*Work request*:
Go through the entries below, tally each line that has the word "label", and give only the total.

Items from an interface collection
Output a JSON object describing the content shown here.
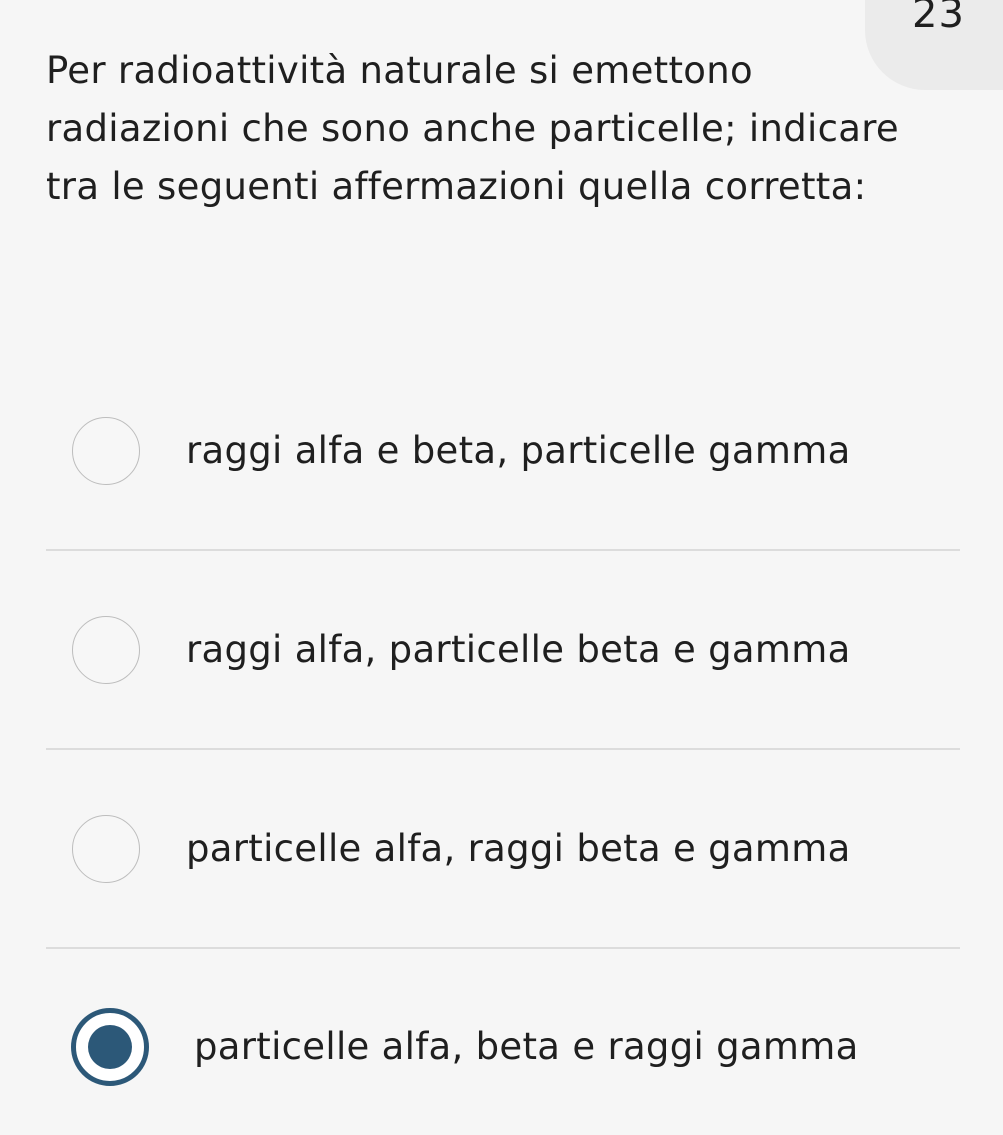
{
  "question": {
    "number": "23",
    "text": "Per radioattività naturale si emettono radiazioni che sono anche particelle; indicare tra le seguenti affermazioni quella corretta:"
  },
  "options": [
    {
      "label": "raggi alfa e beta, particelle gamma",
      "selected": false
    },
    {
      "label": "raggi alfa, particelle beta e gamma",
      "selected": false
    },
    {
      "label": "particelle alfa, raggi beta e gamma",
      "selected": false
    },
    {
      "label": "particelle alfa, beta e raggi gamma",
      "selected": true
    }
  ],
  "colors": {
    "accent": "#2c5878",
    "background": "#f6f6f6",
    "badge": "#ebebeb",
    "divider": "#dcdcdc"
  }
}
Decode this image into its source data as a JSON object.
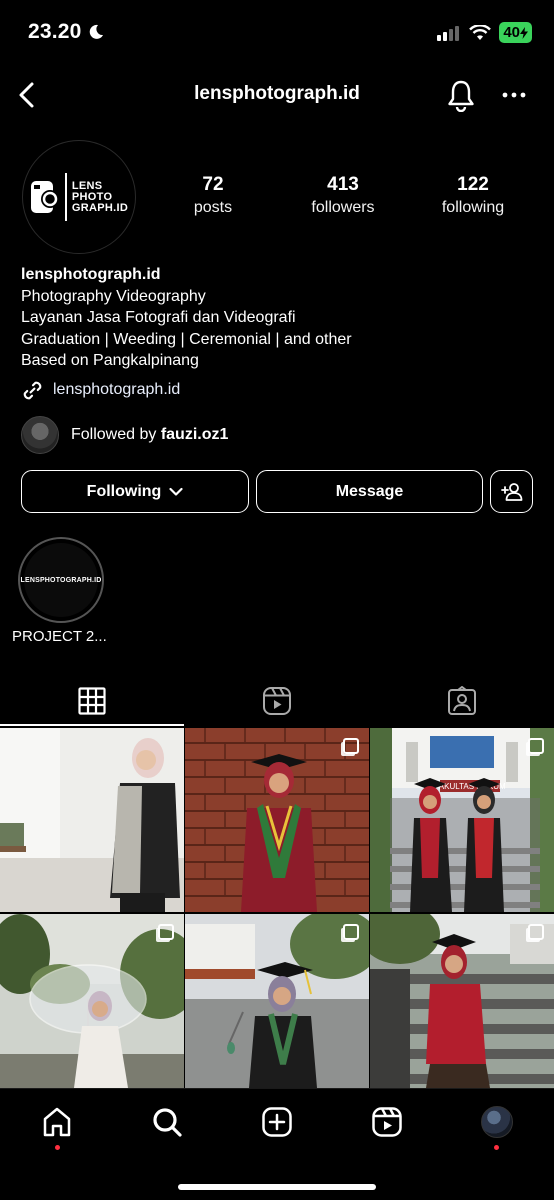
{
  "status": {
    "time": "23.20",
    "battery": "40"
  },
  "nav": {
    "title": "lensphotograph.id"
  },
  "profile": {
    "logo_lines": [
      "LENS",
      "PHOTO",
      "GRAPH.ID"
    ],
    "stats": [
      {
        "value": "72",
        "label": "posts"
      },
      {
        "value": "413",
        "label": "followers"
      },
      {
        "value": "122",
        "label": "following"
      }
    ],
    "name": "lensphotograph.id",
    "bio": [
      "Photography Videography",
      "Layanan Jasa Fotografi dan Videografi",
      "Graduation | Weeding | Ceremonial | and other",
      "Based on Pangkalpinang"
    ],
    "link": "lensphotograph.id",
    "followed_by_prefix": "Followed by ",
    "followed_by_user": "fauzi.oz1"
  },
  "actions": {
    "following": "Following",
    "message": "Message"
  },
  "highlights": [
    {
      "label": "PROJECT 2...",
      "cover_text": "LENSPHOTOGRAPH.ID"
    }
  ],
  "tabs": [
    "grid-icon",
    "reels-icon",
    "tagged-icon"
  ],
  "posts": [
    {
      "subject": "hijab model white wall",
      "multi": false
    },
    {
      "subject": "graduate red brick wall",
      "multi": true
    },
    {
      "subject": "two graduates stairs FAKULTAS",
      "multi": true,
      "sign": "FAKULTAS HUKUM"
    },
    {
      "subject": "woman umbrella garden",
      "multi": true
    },
    {
      "subject": "graduate road",
      "multi": true
    },
    {
      "subject": "graduate stone stairs",
      "multi": true
    }
  ],
  "bottom_nav": [
    "home-icon",
    "search-icon",
    "create-icon",
    "reels-icon",
    "profile-avatar"
  ]
}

*Completed task*:
8